━━ Material provided ━━
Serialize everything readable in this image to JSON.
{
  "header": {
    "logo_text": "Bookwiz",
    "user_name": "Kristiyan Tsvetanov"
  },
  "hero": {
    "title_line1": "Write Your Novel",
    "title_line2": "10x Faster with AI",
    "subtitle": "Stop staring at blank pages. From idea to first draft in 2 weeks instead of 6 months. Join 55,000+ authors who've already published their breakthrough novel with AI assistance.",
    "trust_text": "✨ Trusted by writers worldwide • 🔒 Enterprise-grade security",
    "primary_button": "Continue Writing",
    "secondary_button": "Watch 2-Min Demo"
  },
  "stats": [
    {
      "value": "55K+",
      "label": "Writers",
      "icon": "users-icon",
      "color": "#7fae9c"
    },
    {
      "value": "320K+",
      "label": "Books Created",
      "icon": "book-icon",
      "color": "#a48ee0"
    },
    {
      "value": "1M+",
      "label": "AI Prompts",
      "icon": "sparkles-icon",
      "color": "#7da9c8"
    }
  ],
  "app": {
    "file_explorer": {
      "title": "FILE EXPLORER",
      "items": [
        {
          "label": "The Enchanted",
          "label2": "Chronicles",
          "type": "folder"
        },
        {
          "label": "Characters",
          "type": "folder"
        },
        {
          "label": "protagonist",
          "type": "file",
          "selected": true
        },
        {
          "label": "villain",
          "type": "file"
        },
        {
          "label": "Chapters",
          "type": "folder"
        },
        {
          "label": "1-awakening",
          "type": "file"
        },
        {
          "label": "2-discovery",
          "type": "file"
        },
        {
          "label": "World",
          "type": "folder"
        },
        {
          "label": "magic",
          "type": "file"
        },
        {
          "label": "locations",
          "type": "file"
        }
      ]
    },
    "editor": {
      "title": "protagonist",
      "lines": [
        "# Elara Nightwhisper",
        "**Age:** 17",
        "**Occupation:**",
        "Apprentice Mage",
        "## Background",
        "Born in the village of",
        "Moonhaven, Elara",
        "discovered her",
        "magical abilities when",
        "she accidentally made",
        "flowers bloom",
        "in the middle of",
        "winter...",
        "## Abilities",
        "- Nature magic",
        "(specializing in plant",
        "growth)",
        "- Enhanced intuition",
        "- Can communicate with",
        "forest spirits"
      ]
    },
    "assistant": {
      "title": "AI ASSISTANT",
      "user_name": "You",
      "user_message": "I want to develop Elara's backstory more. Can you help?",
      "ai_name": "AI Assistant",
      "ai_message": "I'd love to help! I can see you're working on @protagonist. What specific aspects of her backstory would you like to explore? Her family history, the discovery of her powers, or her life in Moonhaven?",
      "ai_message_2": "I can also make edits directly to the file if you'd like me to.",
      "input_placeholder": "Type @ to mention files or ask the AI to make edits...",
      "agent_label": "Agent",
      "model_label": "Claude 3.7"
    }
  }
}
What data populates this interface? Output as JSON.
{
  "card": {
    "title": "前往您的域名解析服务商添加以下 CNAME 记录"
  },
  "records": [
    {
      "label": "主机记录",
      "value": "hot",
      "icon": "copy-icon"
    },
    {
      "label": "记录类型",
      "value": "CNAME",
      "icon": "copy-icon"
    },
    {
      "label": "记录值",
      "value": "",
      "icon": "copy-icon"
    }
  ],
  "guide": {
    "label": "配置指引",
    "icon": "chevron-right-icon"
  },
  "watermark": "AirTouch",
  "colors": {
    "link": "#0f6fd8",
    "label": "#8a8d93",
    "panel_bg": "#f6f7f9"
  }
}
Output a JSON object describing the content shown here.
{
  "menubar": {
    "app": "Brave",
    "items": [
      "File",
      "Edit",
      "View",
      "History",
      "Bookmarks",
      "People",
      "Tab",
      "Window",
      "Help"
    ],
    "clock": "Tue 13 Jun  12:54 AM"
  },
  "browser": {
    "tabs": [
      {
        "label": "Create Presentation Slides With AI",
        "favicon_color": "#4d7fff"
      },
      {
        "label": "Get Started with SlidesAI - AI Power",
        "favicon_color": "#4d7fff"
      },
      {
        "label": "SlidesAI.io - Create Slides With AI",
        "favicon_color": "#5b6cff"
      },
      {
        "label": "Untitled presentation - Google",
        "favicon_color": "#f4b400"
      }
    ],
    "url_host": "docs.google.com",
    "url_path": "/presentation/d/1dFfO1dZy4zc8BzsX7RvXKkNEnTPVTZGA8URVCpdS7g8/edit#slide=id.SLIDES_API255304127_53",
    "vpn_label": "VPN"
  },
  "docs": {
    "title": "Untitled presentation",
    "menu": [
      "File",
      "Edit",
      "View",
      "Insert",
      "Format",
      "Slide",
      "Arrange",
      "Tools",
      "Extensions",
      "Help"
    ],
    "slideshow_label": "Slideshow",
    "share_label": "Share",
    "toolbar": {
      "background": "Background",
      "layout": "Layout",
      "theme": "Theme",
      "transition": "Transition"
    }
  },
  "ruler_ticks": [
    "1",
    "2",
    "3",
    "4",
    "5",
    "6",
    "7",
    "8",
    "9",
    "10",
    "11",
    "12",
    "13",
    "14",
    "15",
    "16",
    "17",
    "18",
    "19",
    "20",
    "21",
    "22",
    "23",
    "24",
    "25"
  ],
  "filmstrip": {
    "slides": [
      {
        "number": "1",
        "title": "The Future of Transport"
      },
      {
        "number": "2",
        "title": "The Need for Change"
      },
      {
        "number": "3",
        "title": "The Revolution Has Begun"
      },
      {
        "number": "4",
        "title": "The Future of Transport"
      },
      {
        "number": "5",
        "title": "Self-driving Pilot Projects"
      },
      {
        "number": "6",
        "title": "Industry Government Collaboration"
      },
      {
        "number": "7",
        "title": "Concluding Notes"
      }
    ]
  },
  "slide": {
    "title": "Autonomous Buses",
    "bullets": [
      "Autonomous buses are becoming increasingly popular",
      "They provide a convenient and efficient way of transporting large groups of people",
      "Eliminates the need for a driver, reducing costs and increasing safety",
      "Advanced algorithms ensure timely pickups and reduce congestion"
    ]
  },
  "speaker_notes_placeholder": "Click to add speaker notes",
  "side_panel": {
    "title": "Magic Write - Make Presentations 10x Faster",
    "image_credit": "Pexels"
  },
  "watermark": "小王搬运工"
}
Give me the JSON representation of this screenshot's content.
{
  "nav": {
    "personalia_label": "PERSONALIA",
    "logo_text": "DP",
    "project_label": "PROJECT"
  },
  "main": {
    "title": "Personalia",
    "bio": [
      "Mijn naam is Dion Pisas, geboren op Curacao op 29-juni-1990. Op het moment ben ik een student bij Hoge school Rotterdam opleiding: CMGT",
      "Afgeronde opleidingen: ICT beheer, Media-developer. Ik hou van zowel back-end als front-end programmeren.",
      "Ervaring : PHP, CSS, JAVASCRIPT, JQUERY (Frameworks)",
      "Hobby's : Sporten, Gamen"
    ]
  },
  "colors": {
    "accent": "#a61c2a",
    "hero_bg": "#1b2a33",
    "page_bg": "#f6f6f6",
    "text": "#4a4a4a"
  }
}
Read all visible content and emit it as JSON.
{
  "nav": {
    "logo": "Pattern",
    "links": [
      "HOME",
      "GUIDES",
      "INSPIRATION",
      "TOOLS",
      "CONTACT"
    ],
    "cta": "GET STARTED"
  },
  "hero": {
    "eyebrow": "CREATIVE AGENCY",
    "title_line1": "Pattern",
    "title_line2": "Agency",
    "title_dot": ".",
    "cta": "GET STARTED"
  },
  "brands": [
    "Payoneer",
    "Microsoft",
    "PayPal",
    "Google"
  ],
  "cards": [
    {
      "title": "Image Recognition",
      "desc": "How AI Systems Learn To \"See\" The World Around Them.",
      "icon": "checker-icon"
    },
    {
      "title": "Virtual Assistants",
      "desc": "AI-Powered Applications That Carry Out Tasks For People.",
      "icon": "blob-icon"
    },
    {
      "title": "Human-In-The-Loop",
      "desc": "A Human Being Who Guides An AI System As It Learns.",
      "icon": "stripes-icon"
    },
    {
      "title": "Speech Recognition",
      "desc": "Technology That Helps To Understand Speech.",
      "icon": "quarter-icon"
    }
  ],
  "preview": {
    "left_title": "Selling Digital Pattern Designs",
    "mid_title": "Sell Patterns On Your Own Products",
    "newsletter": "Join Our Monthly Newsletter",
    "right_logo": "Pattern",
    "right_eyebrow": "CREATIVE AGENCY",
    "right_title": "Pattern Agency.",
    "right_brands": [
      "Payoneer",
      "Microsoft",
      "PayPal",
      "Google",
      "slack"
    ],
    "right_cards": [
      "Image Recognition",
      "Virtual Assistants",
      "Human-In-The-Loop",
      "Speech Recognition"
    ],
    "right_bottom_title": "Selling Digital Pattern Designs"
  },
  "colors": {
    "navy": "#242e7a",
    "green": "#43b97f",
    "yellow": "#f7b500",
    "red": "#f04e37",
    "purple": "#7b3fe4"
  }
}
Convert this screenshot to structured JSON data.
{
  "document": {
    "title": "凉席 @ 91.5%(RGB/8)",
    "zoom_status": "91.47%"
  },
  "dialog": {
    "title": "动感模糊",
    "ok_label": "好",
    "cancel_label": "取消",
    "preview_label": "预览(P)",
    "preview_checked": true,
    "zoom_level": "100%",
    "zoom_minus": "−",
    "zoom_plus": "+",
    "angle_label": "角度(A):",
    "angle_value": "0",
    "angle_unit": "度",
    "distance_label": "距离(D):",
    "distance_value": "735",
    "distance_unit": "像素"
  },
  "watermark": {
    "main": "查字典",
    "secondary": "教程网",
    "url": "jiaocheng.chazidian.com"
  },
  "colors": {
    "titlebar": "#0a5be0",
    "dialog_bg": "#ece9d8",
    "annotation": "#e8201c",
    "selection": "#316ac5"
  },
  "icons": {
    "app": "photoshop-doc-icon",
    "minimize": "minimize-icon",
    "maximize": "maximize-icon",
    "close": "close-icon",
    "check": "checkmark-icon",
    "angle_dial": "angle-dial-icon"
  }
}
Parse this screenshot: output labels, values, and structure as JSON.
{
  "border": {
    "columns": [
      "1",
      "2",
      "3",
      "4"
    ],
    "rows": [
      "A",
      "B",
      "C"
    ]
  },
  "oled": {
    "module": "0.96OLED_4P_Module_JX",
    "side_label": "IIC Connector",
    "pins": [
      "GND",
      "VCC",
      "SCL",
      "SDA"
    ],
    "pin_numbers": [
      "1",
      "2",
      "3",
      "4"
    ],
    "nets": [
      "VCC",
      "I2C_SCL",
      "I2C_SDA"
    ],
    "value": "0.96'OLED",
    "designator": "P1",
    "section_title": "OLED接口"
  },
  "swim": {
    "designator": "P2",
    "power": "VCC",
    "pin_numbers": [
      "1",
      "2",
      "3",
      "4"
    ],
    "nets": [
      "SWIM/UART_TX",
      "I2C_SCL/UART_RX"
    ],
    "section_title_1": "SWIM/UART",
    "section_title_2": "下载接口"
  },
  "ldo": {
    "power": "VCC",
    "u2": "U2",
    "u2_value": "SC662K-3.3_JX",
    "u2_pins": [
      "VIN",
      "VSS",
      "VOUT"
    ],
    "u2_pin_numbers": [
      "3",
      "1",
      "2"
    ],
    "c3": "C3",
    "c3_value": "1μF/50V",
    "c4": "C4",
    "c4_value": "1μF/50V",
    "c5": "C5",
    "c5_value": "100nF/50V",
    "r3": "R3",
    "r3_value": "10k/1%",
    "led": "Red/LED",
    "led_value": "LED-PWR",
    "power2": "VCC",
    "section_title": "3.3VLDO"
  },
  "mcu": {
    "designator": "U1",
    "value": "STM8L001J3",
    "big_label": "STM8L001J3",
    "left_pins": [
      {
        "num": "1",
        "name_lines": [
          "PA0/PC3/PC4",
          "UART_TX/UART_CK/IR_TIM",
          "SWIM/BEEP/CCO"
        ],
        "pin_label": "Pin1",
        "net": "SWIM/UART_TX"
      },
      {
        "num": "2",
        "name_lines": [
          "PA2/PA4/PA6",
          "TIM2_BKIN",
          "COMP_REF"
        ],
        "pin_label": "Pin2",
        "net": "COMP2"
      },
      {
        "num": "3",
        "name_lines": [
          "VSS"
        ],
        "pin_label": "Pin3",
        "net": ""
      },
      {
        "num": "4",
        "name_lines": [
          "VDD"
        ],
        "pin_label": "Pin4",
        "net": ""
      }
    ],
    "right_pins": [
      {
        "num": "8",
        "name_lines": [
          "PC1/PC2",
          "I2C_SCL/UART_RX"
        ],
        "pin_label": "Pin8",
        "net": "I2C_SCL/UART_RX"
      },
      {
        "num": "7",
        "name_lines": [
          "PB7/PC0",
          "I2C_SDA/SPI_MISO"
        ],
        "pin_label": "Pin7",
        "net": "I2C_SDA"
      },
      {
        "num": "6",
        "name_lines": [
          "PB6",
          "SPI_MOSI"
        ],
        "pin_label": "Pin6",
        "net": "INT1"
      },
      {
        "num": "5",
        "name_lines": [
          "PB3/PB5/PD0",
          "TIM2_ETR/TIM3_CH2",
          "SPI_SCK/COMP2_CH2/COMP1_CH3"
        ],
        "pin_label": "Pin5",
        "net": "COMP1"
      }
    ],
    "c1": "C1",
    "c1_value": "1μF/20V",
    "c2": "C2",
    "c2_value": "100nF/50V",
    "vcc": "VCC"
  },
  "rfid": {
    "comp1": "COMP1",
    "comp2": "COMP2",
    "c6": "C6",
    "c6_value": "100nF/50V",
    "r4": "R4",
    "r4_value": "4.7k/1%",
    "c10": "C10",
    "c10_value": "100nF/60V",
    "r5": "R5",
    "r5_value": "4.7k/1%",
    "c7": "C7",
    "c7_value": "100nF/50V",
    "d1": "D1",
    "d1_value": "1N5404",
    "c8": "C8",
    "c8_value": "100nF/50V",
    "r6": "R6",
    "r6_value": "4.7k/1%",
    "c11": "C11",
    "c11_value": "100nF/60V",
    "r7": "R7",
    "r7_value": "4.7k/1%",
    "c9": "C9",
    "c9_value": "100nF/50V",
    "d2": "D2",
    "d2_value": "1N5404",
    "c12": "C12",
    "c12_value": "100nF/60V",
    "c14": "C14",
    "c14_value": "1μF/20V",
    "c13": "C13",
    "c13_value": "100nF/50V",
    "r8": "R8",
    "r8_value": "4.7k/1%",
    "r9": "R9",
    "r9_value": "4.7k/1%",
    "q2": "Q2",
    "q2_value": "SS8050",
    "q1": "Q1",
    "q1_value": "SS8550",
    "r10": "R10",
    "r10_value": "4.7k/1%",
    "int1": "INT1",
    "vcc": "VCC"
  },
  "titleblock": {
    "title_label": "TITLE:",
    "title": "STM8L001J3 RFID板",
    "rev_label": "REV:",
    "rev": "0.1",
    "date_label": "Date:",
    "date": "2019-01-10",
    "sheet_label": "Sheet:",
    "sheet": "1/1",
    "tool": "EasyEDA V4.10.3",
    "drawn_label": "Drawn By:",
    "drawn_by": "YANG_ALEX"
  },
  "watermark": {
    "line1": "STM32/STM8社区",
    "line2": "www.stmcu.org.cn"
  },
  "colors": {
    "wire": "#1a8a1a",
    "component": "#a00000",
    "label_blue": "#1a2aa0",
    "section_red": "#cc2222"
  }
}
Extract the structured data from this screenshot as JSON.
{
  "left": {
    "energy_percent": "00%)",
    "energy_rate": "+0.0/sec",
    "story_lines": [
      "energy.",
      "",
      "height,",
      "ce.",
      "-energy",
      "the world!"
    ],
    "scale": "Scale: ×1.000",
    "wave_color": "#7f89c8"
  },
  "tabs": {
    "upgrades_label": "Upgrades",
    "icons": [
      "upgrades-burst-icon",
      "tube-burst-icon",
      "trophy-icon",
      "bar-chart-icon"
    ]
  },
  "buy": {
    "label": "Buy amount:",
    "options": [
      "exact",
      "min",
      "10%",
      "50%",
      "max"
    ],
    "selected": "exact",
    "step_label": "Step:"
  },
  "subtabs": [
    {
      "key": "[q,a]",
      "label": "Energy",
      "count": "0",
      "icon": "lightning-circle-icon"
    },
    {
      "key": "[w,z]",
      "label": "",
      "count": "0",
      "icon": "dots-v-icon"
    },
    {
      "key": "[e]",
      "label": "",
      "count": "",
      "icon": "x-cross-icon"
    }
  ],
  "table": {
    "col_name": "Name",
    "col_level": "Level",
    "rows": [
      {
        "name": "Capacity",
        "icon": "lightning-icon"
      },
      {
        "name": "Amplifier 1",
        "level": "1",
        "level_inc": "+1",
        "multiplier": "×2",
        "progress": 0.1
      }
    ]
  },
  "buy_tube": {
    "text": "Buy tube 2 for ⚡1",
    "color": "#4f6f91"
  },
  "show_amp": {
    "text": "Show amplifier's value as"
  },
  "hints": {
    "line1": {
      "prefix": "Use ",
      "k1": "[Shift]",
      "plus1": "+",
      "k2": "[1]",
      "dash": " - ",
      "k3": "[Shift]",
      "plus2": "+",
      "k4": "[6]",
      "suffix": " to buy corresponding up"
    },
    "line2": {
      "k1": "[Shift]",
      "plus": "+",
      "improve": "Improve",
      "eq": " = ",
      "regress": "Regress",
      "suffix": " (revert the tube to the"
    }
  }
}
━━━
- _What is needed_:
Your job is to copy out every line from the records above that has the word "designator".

- _Exercise answer_:
    "designator": "P1",
    "designator": "P2",
    "designator": "U1",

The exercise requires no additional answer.